### [Your assignment]
Exactly reproduce each record listed below.

### [Given information]
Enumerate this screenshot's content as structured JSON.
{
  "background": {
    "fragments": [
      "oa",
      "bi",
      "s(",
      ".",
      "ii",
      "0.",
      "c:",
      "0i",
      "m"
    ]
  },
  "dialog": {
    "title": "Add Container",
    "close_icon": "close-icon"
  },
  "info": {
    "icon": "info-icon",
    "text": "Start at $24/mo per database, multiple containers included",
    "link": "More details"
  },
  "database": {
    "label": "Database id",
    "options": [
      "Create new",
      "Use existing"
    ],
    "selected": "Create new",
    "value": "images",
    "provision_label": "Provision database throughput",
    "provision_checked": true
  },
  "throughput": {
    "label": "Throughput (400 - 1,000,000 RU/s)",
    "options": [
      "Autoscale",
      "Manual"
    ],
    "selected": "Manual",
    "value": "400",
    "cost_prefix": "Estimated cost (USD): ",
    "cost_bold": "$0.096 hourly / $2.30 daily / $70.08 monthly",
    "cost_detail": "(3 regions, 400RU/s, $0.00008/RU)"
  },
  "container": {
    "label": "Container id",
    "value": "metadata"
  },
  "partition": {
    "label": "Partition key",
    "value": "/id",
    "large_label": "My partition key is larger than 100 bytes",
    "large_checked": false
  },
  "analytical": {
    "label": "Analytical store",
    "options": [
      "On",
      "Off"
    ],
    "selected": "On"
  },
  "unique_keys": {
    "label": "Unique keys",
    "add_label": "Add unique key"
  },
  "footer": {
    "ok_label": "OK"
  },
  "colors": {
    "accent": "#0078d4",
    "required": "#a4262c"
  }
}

### [Output of the task]
Enumerate this screenshot's content as structured JSON.
{
  "background": {
    "fragments": [
      "oa",
      "bi",
      "s(",
      ".",
      "ii",
      "0.",
      "c:",
      "0i",
      "m"
    ]
  },
  "dialog": {
    "title": "Add Container",
    "close_icon": "close-icon"
  },
  "info": {
    "icon": "info-icon",
    "text": "Start at $24/mo per database, multiple containers included",
    "link": "More details"
  },
  "database": {
    "label": "Database id",
    "options": [
      "Create new",
      "Use existing"
    ],
    "selected": "Create new",
    "value": "images",
    "provision_label": "Provision database throughput",
    "provision_checked": true
  },
  "throughput": {
    "label": "Throughput (400 - 1,000,000 RU/s)",
    "options": [
      "Autoscale",
      "Manual"
    ],
    "selected": "Manual",
    "value": "400",
    "cost_prefix": "Estimated cost (USD): ",
    "cost_bold": "$0.096 hourly / $2.30 daily / $70.08 monthly",
    "cost_detail": "(3 regions, 400RU/s, $0.00008/RU)"
  },
  "container": {
    "label": "Container id",
    "value": "metadata"
  },
  "partition": {
    "label": "Partition key",
    "value": "/id",
    "large_label": "My partition key is larger than 100 bytes",
    "large_checked": false
  },
  "analytical": {
    "label": "Analytical store",
    "options": [
      "On",
      "Off"
    ],
    "selected": "On"
  },
  "unique_keys": {
    "label": "Unique keys",
    "add_label": "Add unique key"
  },
  "footer": {
    "ok_label": "OK"
  },
  "colors": {
    "accent": "#0078d4",
    "required": "#a4262c"
  }
}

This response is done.